Brown could have gone back for a sixth year of eligibility, but he decided to come out instead. A transfer from Oklahoma State, he’ll look to push himself into the mid-to-late rounds with a good athletic performance. At 6-3, 250 pounds, Brown’s upside has been questioned and he hasn’t been super productive throughout his college career (just 57 catches for under 12 yards per reception), but he’s a fine player in his own right.
We get to read all about the measurements for all these players over the next few weeks ... but wouldn’t it be nice to have some context? What is considered a "good" 40-yard dash time for any given position? What about arm length? The broad jump? Here’s what the average player drafted has looked like over the last decade (by my records).
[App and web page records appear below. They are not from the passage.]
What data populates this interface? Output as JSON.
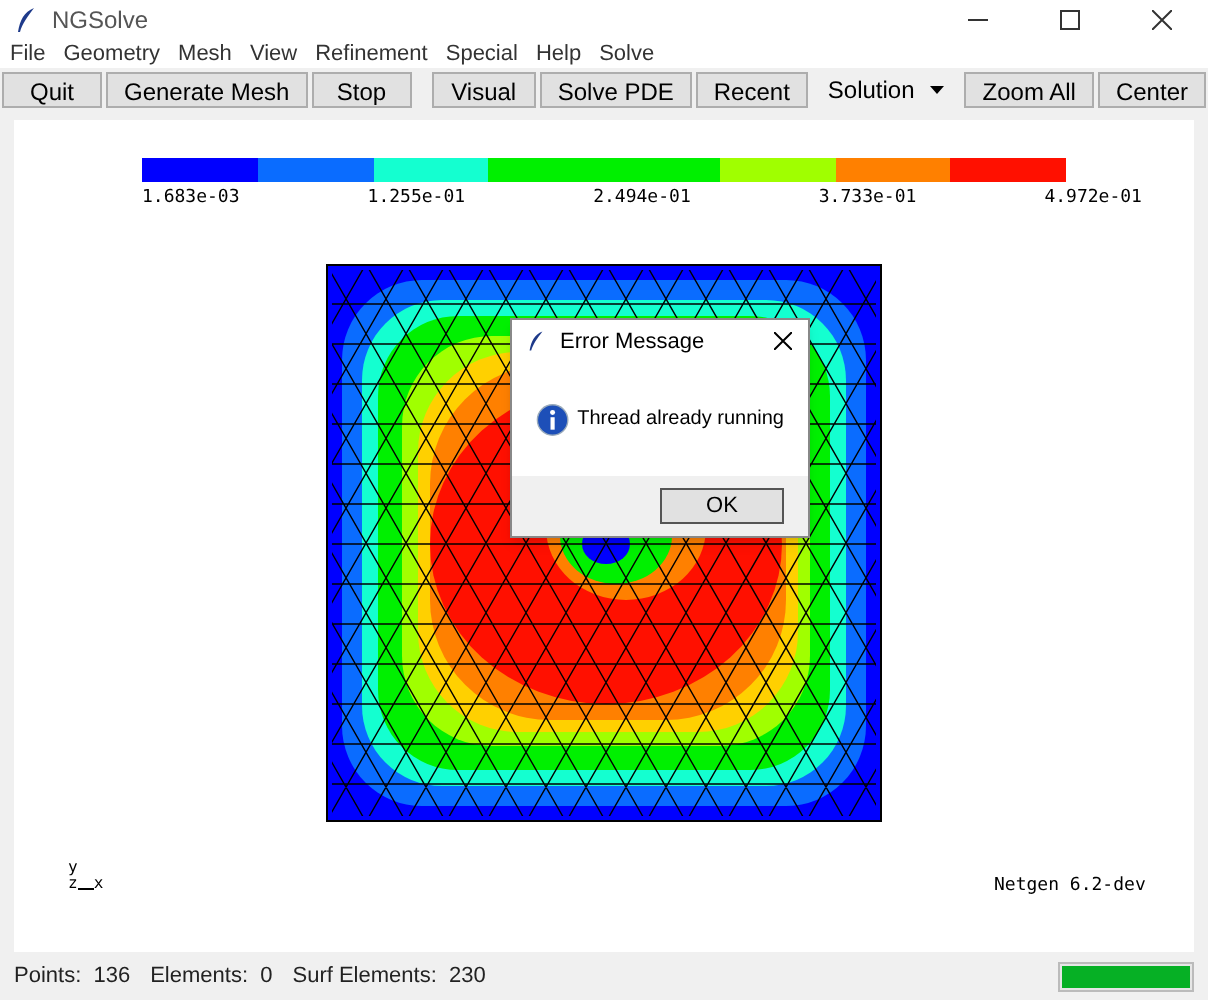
{
  "window": {
    "title": "NGSolve"
  },
  "menu": [
    "File",
    "Geometry",
    "Mesh",
    "View",
    "Refinement",
    "Special",
    "Help",
    "Solve"
  ],
  "toolbar_left": [
    "Quit",
    "Generate Mesh",
    "Stop"
  ],
  "toolbar_right": [
    {
      "kind": "button",
      "label": "Visual"
    },
    {
      "kind": "button",
      "label": "Solve PDE"
    },
    {
      "kind": "button",
      "label": "Recent"
    },
    {
      "kind": "dropdown",
      "label": "Solution"
    },
    {
      "kind": "button",
      "label": "Zoom All"
    },
    {
      "kind": "button",
      "label": "Center"
    }
  ],
  "colorbar": {
    "segments": [
      {
        "color": "#0000ff"
      },
      {
        "color": "#0a6cff"
      },
      {
        "color": "#14ffd0"
      },
      {
        "color": "#00f000"
      },
      {
        "color": "#00f000"
      },
      {
        "color": "#a0ff00"
      },
      {
        "color": "#ff8000"
      },
      {
        "color": "#ff1000"
      }
    ],
    "labels": [
      "1.683e-03",
      "1.255e-01",
      "2.494e-01",
      "3.733e-01",
      "4.972e-01"
    ]
  },
  "axes": {
    "y": "y",
    "z": "z",
    "x": "x"
  },
  "version": "Netgen 6.2-dev",
  "dialog": {
    "title": "Error Message",
    "message": "Thread already running",
    "button": "OK"
  },
  "status_bar": {
    "items": [
      "Points:  136",
      "Elements:  0",
      "Surf Elements:  230"
    ],
    "progress": {
      "level": 1
    }
  }
}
|Hand Size||10 inches|
|Arm Length||33 1/8 inches|
|Unofficial 40 Time||4.69 seconds|
|Official 40 Time||4.76 seconds|
|10-Yard Split||1.64 seconds|
|3-Cone Drill||7.10 seconds|
|Short Shuttle||4.38 seconds|
|Broad Jump||117 inches|
|Vertical Jump||33.5 inches|
Fran Duffy is the producer of the Emmy-nominated Eagles Game Plan show which can be seen every gameday during the season on NBC10 in Philadelphia. He is also the host of two Eagles-related podcasts, Eagle Eye in the Sky, which examines the team from an X's and O's angle each and every week as well as the Journey to the Draft podcast, which covers college football and the NFL Draft all year round. Fran also authors the Eagle Eye in the Sky column, which runs four times a week during the football season to serve as a recap for the previous game and to preview the upcoming matchup. Prior to joining the Eagles in 2011, Duffy was the head video coordinator for the Temple University football team under former head coach Al Golden. In that role, he spent thousands of hours shooting, logging, and assisting with the breakdown of the All-22 film from the team’s games, practices, and opponents.